What is needed -> Please repeat the data shown below, word for word.

-- Opening Marker --

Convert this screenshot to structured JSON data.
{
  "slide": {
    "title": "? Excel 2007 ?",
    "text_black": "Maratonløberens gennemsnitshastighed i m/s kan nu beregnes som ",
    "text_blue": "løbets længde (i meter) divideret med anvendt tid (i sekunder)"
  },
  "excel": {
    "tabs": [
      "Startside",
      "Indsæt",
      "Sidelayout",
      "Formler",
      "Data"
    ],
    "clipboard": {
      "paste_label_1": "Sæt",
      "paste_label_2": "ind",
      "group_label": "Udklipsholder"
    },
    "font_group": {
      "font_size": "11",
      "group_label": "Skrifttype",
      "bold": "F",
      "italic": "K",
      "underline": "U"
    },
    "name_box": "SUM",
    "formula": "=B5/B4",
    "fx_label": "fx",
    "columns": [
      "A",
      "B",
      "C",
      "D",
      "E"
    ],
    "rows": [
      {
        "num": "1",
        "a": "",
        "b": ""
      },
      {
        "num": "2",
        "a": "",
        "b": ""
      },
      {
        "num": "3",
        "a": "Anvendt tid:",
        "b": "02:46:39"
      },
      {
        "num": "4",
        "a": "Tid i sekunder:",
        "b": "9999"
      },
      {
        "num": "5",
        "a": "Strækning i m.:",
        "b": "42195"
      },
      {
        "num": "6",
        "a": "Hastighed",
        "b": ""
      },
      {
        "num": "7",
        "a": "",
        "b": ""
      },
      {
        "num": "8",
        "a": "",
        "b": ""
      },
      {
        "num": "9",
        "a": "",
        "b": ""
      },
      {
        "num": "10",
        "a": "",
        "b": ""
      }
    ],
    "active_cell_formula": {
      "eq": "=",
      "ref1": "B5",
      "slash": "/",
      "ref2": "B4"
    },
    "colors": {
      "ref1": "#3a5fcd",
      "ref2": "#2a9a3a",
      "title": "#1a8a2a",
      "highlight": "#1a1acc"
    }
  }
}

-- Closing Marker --

Worked solution ->
Convert this screenshot to structured JSON data.
{
  "slide": {
    "title": "? Excel 2007 ?",
    "text_black": "Maratonløberens gennemsnitshastighed i m/s kan nu beregnes som ",
    "text_blue": "løbets længde (i meter) divideret med anvendt tid (i sekunder)"
  },
  "excel": {
    "tabs": [
      "Startside",
      "Indsæt",
      "Sidelayout",
      "Formler",
      "Data"
    ],
    "clipboard": {
      "paste_label_1": "Sæt",
      "paste_label_2": "ind",
      "group_label": "Udklipsholder"
    },
    "font_group": {
      "font_size": "11",
      "group_label": "Skrifttype",
      "bold": "F",
      "italic": "K",
      "underline": "U"
    },
    "name_box": "SUM",
    "formula": "=B5/B4",
    "fx_label": "fx",
    "columns": [
      "A",
      "B",
      "C",
      "D",
      "E"
    ],
    "rows": [
      {
        "num": "1",
        "a": "",
        "b": ""
      },
      {
        "num": "2",
        "a": "",
        "b": ""
      },
      {
        "num": "3",
        "a": "Anvendt tid:",
        "b": "02:46:39"
      },
      {
        "num": "4",
        "a": "Tid i sekunder:",
        "b": "9999"
      },
      {
        "num": "5",
        "a": "Strækning i m.:",
        "b": "42195"
      },
      {
        "num": "6",
        "a": "Hastighed",
        "b": ""
      },
      {
        "num": "7",
        "a": "",
        "b": ""
      },
      {
        "num": "8",
        "a": "",
        "b": ""
      },
      {
        "num": "9",
        "a": "",
        "b": ""
      },
      {
        "num": "10",
        "a": "",
        "b": ""
      }
    ],
    "active_cell_formula": {
      "eq": "=",
      "ref1": "B5",
      "slash": "/",
      "ref2": "B4"
    },
    "colors": {
      "ref1": "#3a5fcd",
      "ref2": "#2a9a3a",
      "title": "#1a8a2a",
      "highlight": "#1a1acc"
    }
  }
}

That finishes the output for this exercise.